Are US words worsening South China Sea issue?
Updated: 2012-08-15 08:07
By Zhao Shengnan (China Daily)
Observers question whether Washington is fueling tensions
The United States' latest statements about the South China Sea have prompted more US observers to question whether Washington's biased stance toward countries in the region will make relations there tenser and further complicate matters.
On Aug 3, the US State Department released a statement citing China's decision to upgrade the administrative level of Sansha city to the prefecture level and establish a new military garrison there as evidence that China is trying to militarize the South China Sea. China immediately responded by summoning Robert Wang, US charge d'affaires, to Beijing in protest of the accusation.
"Judging from the outrage coming from China at being singled out, after Vietnam and the Philippines had taken steps, without being criticized, to secure resources in the contested sea before China's own actions, the US statement seems to be backfiring," Douglas H. Paal, vice-president for studies at the Carnegie Endowment for International Peace, a US think tank, said in an article on Saturday.
China, Vietnam, the Philippines, Brunei and Malaysia have claims to sovereignty over various overlapping parts of the South China Sea, which contains valuable energy reserves and important sea lanes.
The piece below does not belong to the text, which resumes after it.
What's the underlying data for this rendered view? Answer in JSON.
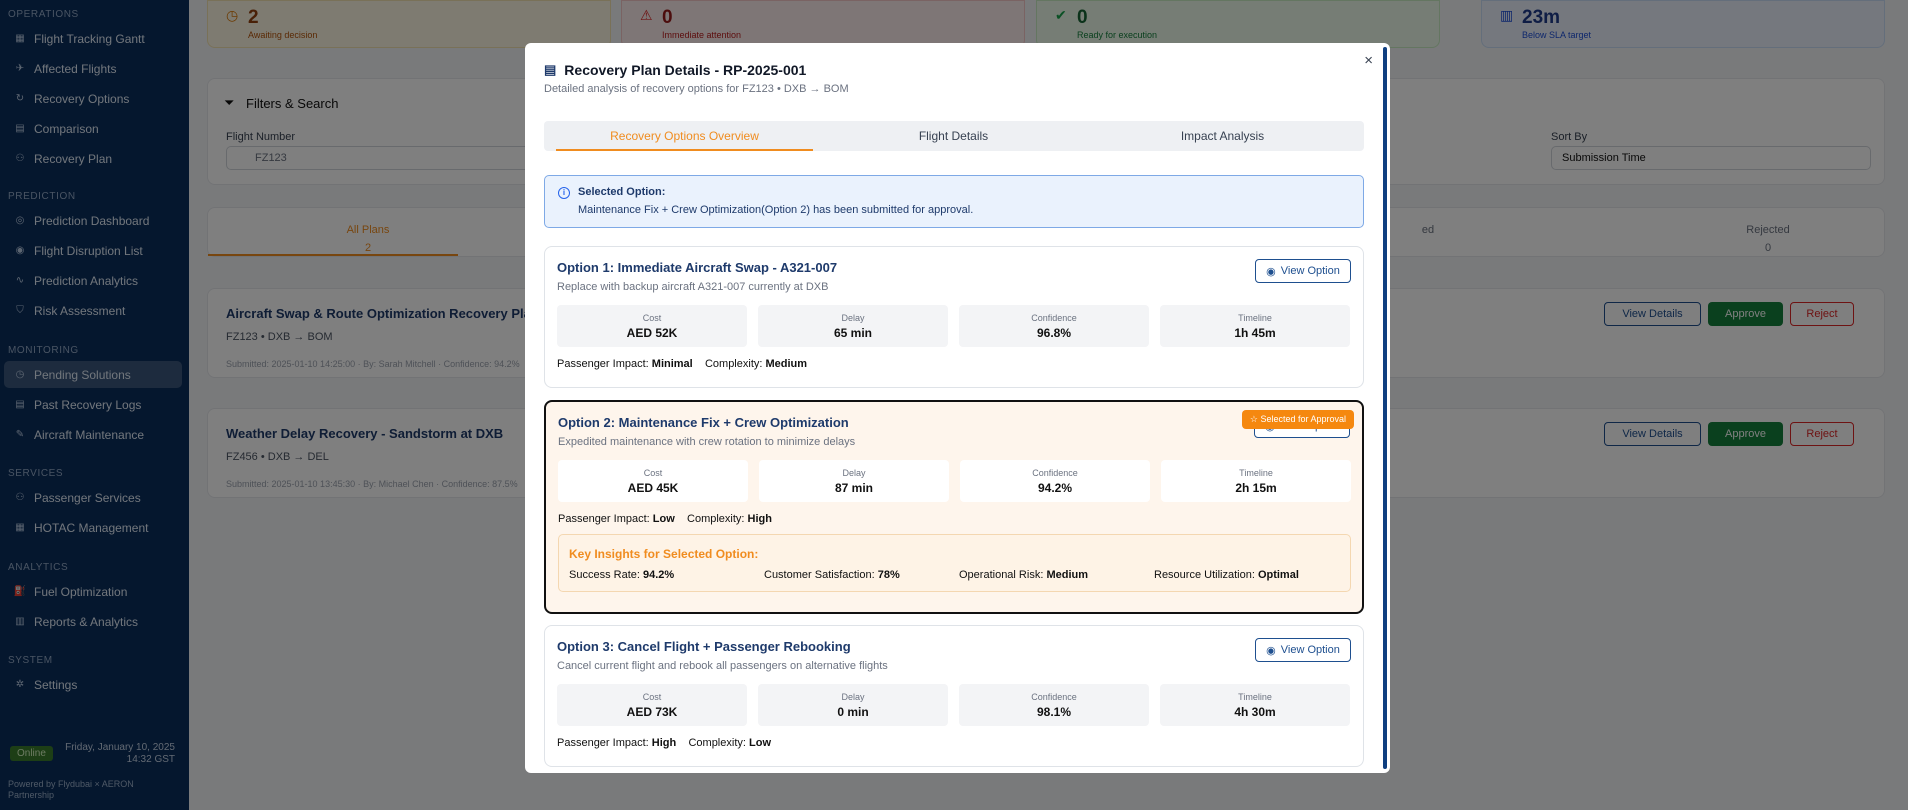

Paal warned Washington that its biased approach will undermine both its principles that are based on international laws and its strategic objectives in Asia, one of which is to manage China's rise "in ways that do not diminish vital American interests in the region".
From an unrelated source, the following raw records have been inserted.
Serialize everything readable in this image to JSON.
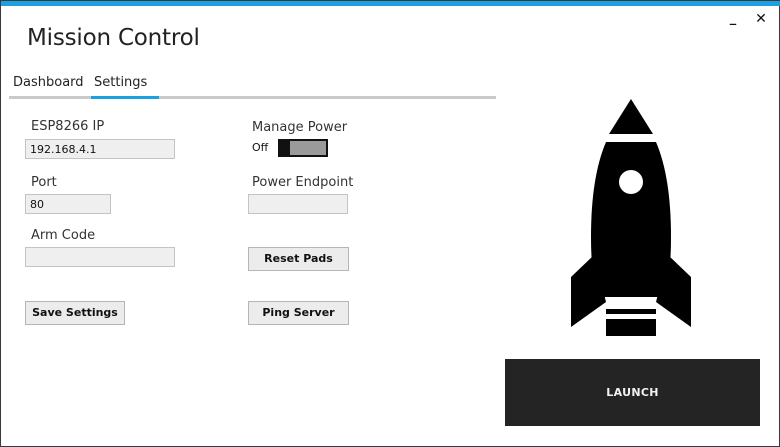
{
  "window": {
    "title": "Mission Control",
    "minimize_glyph": "_",
    "close_glyph": "✕",
    "accent_color": "#1ba1e2"
  },
  "tabs": [
    {
      "label": "Dashboard",
      "active": false
    },
    {
      "label": "Settings",
      "active": true
    }
  ],
  "settings": {
    "esp_ip": {
      "label": "ESP8266 IP",
      "value": "192.168.4.1"
    },
    "port": {
      "label": "Port",
      "value": "80"
    },
    "arm_code": {
      "label": "Arm Code",
      "value": ""
    },
    "manage_power": {
      "label": "Manage Power",
      "state_label": "Off",
      "enabled": false
    },
    "power_endpoint": {
      "label": "Power Endpoint",
      "value": ""
    },
    "reset_pads_label": "Reset Pads",
    "save_settings_label": "Save Settings",
    "ping_server_label": "Ping Server"
  },
  "launch": {
    "label": "LAUNCH",
    "icon": "rocket-icon"
  }
}
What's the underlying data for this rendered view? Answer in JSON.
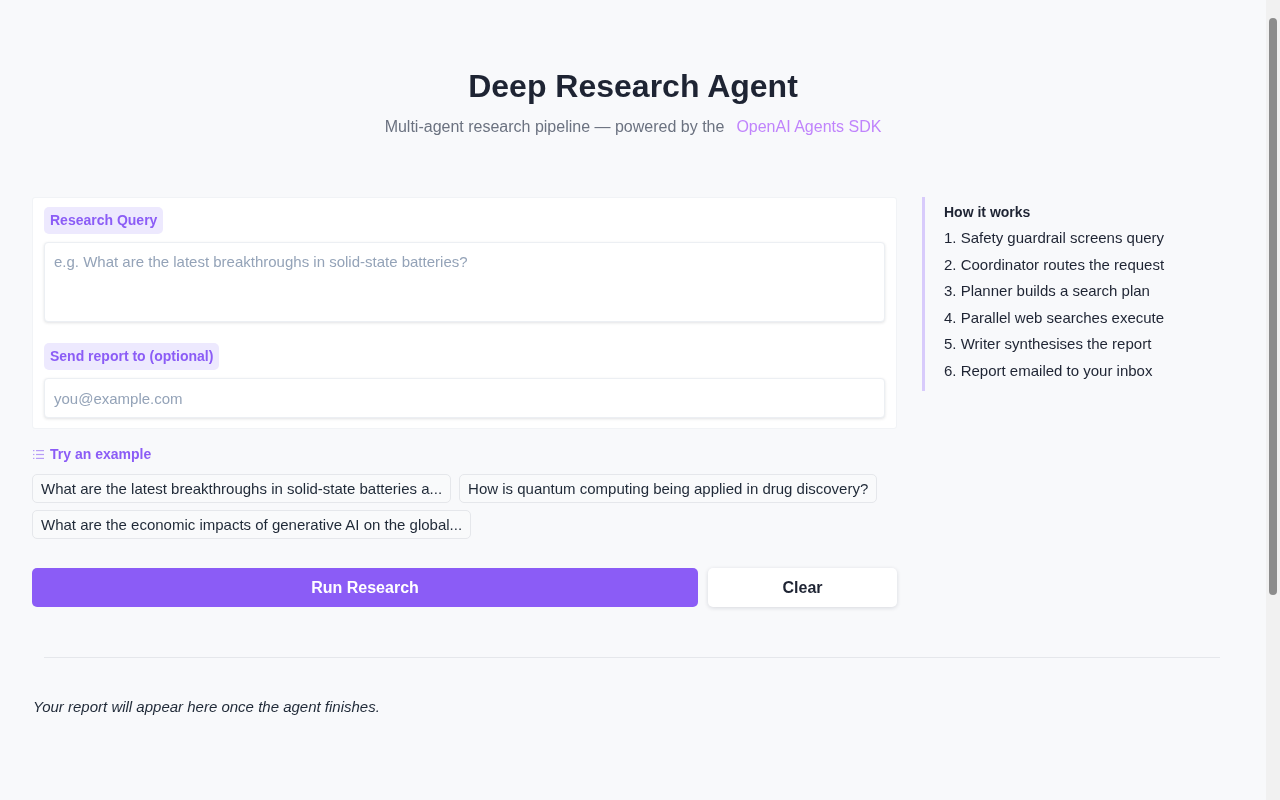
{
  "header": {
    "title": "Deep Research Agent",
    "subtitle": "Multi-agent research pipeline — powered by the",
    "link": "OpenAI Agents SDK"
  },
  "form": {
    "fields": [
      {
        "kind": "textarea",
        "label": "Research Query",
        "placeholder": "e.g. What are the latest breakthroughs in solid-state batteries?"
      },
      {
        "kind": "email",
        "label": "Send report to (optional)",
        "placeholder": "you@example.com"
      }
    ]
  },
  "examples": {
    "heading": "Try an example",
    "items": [
      "What are the latest breakthroughs in solid-state batteries a...",
      "How is quantum computing being applied in drug discovery?",
      "What are the economic impacts of generative AI on the global..."
    ]
  },
  "buttons": [
    {
      "label": "Run Research",
      "kind": "primary"
    },
    {
      "label": "Clear",
      "kind": "secondary"
    }
  ],
  "report": {
    "message": "Your report will appear here once the agent finishes."
  },
  "how_it_works": {
    "title": "How it works",
    "steps": [
      "1. Safety guardrail screens query",
      "2. Coordinator routes the request",
      "3. Planner builds a search plan",
      "4. Parallel web searches execute",
      "5. Writer synthesises the report",
      "6. Report emailed to your inbox"
    ]
  }
}
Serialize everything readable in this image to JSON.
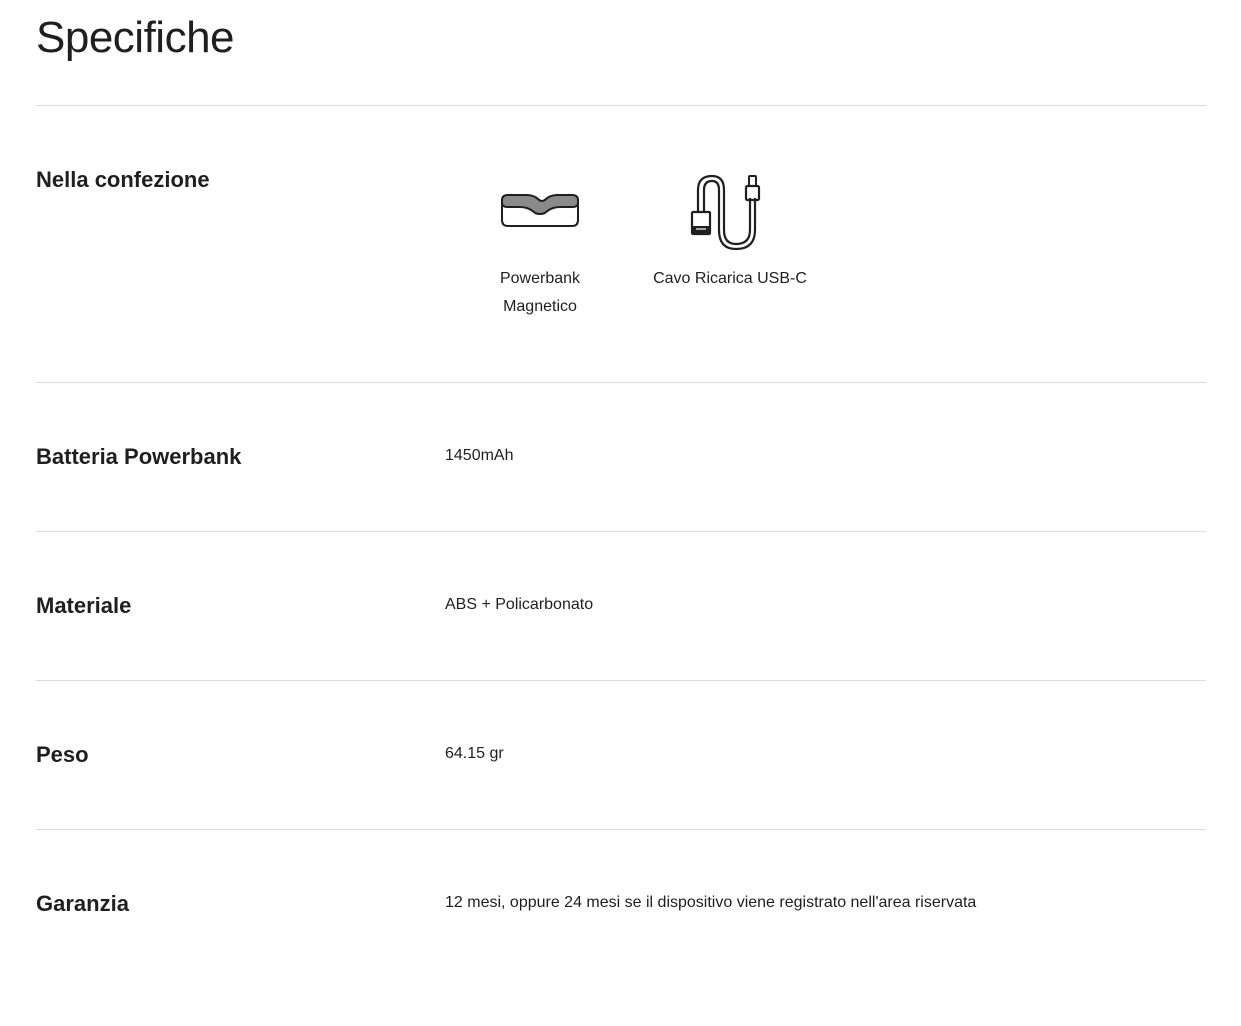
{
  "page": {
    "title": "Specifiche"
  },
  "specs": {
    "in_box": {
      "label": "Nella confezione",
      "items": [
        {
          "icon": "powerbank-icon",
          "label": "Powerbank Magnetico"
        },
        {
          "icon": "usb-c-cable-icon",
          "label": "Cavo Ricarica USB-C"
        }
      ]
    },
    "battery": {
      "label": "Batteria Powerbank",
      "value": "1450mAh"
    },
    "material": {
      "label": "Materiale",
      "value": "ABS + Policarbonato"
    },
    "weight": {
      "label": "Peso",
      "value": "64.15 gr"
    },
    "warranty": {
      "label": "Garanzia",
      "value": "12 mesi, oppure 24 mesi se il dispositivo viene registrato nell'area riservata"
    }
  }
}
China and the US usually cooperate as trade partners, but "US criticism of Beijing's latest move in the South China Sea hits too close to some of China's vital interests", said The Christian Science Monitor.
On Monday, US military newspaper Stars and Stripes newspaper, which reports on matters pertaining to the US armed forces, said some analysts maintain that China hasn't intentionally assumed a more aggressive policy in the South China Sea, but is rather trying to maintain the status quo in the face of its neighbors' sovereignty claims.
"Those viewing Chinese 'aggression' as the impetus for current tension might reasonably be asked why Beijing has only six outposts in the Nansha Islands, why Beijing is one of the only claimant states not currently pumping oil out of the South China Sea," Lyle Goldstein, an associate professor at the US Naval War College wrote in Foreign Policy magazine in July.
"China has not militarized its foreign policy and does not appear equipped to do so for a long time", while Manila and Hanoi "eagerly encourage American weight thrown onto their side of the competition with China for free", Pall said.
"This is where the US needs to move with caution and only after thinking many steps ahead", given that "China and those neighbors have more going constructively in trade, investment and other relations with each other than is at risk in this dispute", he added.
Washington's support of its allies in Southeast Asia has given rise to unnecessary tension in the region, but the region's strong desire for peace and development will certainly defeat any countries' provocations, said Zhang Jiuhuan, former Chinese ambassador to Thailand and Singapore.
Paul Keating, former prime minister of Australia, another US ally in the Asia-Pacific, said he has long held the view that the future of Asian stability cannot be cast by a non-Asian power - especially by the application of US military force.
"And with our trade preponderantly in North Asia and the greater part of that with China, there is every reason to support the development of a cooperative structure between the US and China in the Pacific," he said on Aug 6.
(China Daily 08/15/2012 page11)